What will the post-coronavirus traveling look like?
Theorists researching the current travel and the tourism industry trends globally predict that we will have several planning priorities in the next few years.
We will want to plan bigger trips than dreams because you never know what could happen, and we will probably become more flexible than ever.
Back into the wild
In the age of social distance, nature vacations are becoming more and more attractive. Travelers eager for wide expanses and inspiring views long for outdoor locations. The holidays are planned in the form of camping, which becomes a favorite way to spend your vacation in peace and away from everyone and everything.

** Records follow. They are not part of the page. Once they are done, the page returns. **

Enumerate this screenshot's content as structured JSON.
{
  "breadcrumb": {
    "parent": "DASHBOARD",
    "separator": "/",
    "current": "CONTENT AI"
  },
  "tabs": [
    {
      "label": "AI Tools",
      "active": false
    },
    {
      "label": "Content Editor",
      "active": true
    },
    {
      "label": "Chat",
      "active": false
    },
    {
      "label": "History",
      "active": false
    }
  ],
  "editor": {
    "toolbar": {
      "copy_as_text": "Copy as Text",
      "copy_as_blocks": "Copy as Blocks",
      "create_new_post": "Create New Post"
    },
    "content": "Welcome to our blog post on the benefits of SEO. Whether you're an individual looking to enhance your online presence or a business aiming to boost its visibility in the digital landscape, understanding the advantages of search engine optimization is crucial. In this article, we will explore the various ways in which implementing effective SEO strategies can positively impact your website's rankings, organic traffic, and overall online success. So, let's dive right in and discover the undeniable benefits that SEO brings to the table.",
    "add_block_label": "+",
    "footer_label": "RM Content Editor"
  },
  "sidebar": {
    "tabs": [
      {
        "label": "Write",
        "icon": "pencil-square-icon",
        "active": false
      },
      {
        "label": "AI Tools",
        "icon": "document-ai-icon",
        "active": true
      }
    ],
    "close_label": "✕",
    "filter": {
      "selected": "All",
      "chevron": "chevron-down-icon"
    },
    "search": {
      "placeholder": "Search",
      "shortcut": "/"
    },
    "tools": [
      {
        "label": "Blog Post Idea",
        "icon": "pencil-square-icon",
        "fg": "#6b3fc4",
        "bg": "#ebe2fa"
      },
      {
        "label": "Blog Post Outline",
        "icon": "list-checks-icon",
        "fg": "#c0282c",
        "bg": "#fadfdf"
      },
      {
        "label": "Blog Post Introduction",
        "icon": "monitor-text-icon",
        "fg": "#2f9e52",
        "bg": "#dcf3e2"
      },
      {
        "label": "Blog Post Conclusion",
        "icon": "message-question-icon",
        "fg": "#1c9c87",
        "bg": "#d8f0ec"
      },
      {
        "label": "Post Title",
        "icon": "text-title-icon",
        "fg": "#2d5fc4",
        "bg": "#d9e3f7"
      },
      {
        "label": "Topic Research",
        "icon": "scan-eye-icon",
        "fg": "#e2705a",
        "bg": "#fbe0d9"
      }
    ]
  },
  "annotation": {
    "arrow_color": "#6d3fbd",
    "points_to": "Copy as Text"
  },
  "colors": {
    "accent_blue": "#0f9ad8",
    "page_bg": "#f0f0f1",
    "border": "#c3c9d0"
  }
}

Many of us will dream of crowded locations, traffic, and classic tourist chaos. Popular beaches, rental houses, large hotels, and busy cities may be low on the wish list, while private villas, boats, and quiet coastal areas, lakes, mountains, and rural areas will be high on the priority list.

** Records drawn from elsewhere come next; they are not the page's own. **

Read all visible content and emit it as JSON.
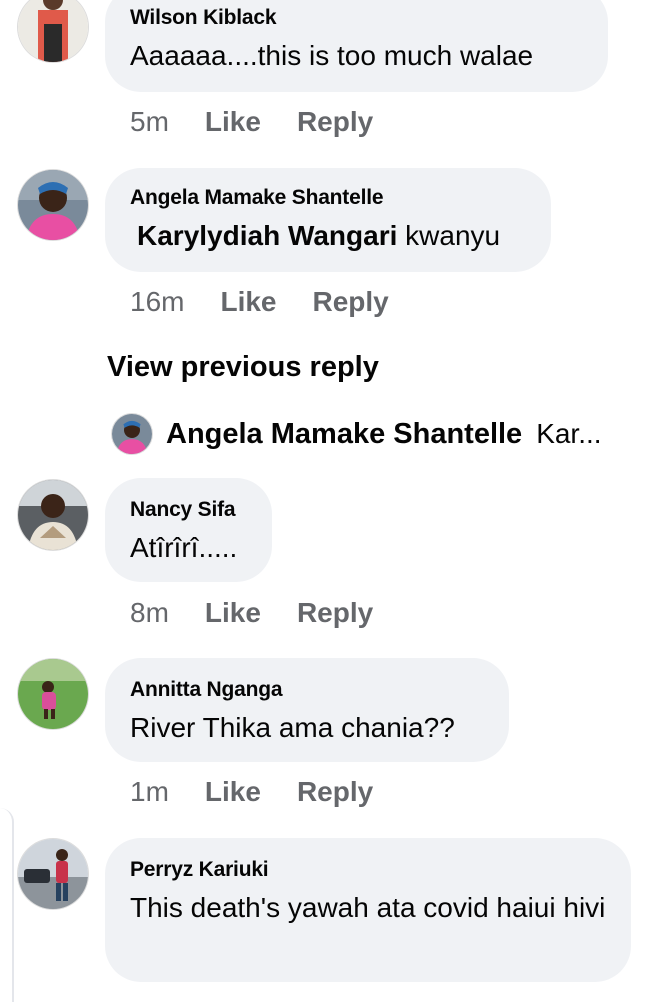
{
  "comments": [
    {
      "author": "Wilson Kiblack",
      "text": "Aaaaaa....this is too much walae",
      "time": "5m",
      "like": "Like",
      "reply": "Reply"
    },
    {
      "author": "Angela Mamake Shantelle",
      "mention": "Karylydiah Wangari",
      "text": " kwanyu",
      "time": "16m",
      "like": "Like",
      "reply": "Reply"
    },
    {
      "author": "Nancy Sifa",
      "text": "Atîrîrî.....",
      "time": "8m",
      "like": "Like",
      "reply": "Reply"
    },
    {
      "author": "Annitta Nganga",
      "text": "River Thika ama chania??",
      "time": "1m",
      "like": "Like",
      "reply": "Reply"
    },
    {
      "author": "Perryz Kariuki",
      "text": "This death's yawah ata covid haiui hivi"
    }
  ],
  "view_previous": "View previous reply",
  "reply_preview": {
    "author": "Angela Mamake Shantelle",
    "text": "Kar..."
  }
}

Planning a “dream trip.”
Over the next few years, the “dream trip” will probably be planned more often. You know, those trips you want to make once in a lifetime, the ones you tell your grandchildren about. Since the lock has locked us all in and restricted our movements, many will also consider epic long-distance travel worth planning well and saving for. We live in a time when you never know what will happen, and that challenge forces us to rethink our priorities and attitudes.

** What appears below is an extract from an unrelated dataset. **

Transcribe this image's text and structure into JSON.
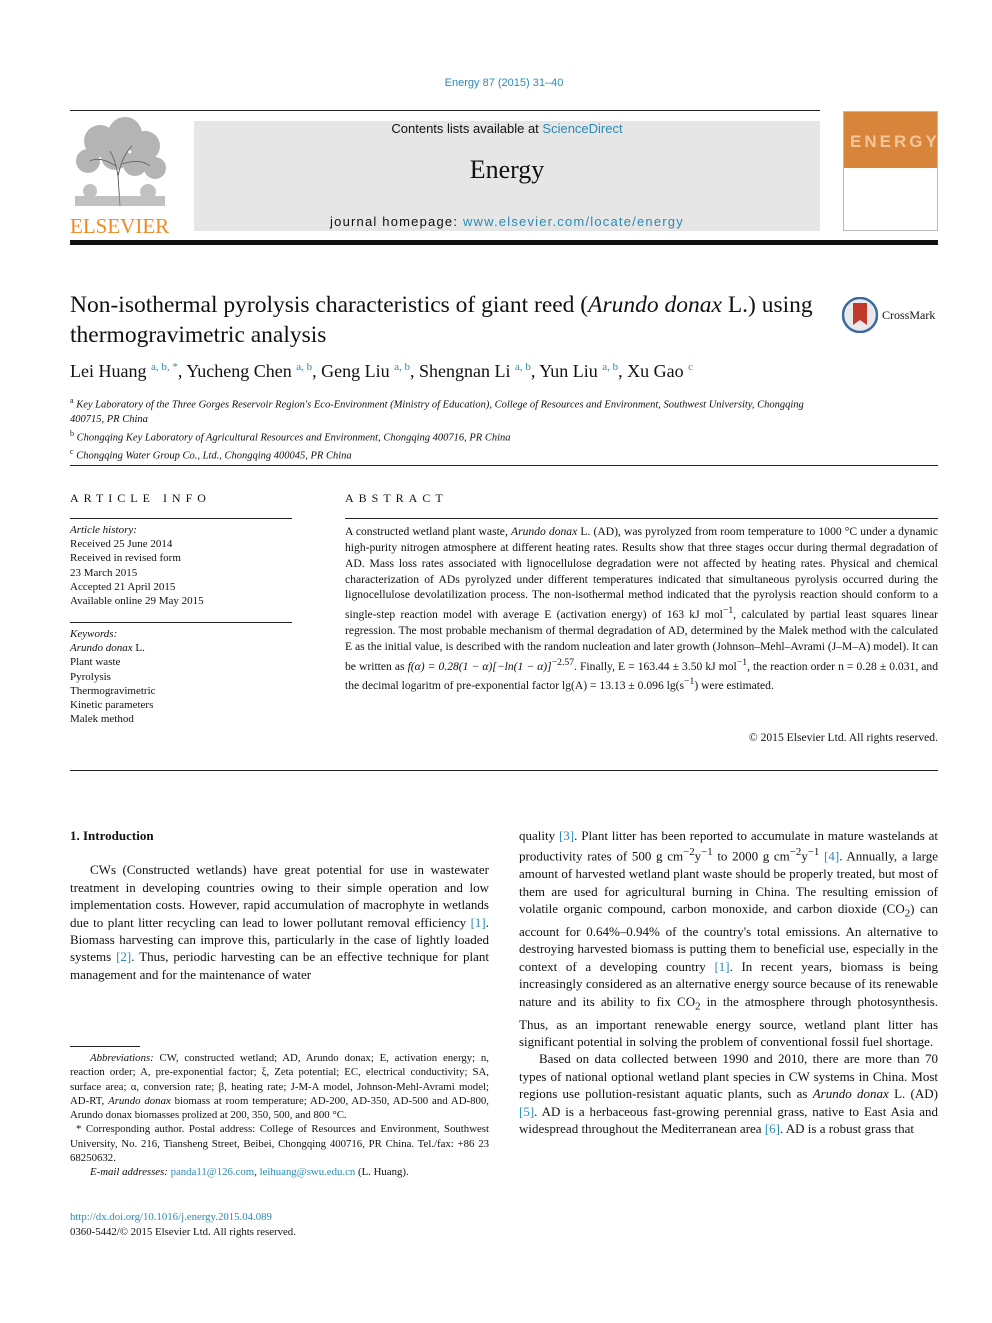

The paradox of ecology and sustainability
One of the pandemic’s rare benefits is returning to the environment, as global pollution has reached record lows. The industry is on its knees, and major airlines have called on governments to postpone forthcoming policies that will restrict air traffic and reduce emissions. Although advocates for the airlines’ rescue called for strict conditions under the Paris Climate Agreement, the industry’s real picture is suffering huge losses. The plan to reduce pollution will “fall into the water” for now.
Staycation is becoming a necessity
“Passport-free travel” or the well-known term “staycation” has taken on a whole new meaning since the beginning of the global crisis caused by the virus. Therefore, when we can no longer go beyond our countries’ borders, we can find a way to experience a real vacation at our homes. In doing so, we explore and discover the beauties of the country in which we were born or at least currently live, and vacations become more practical and cheaper for our pockets.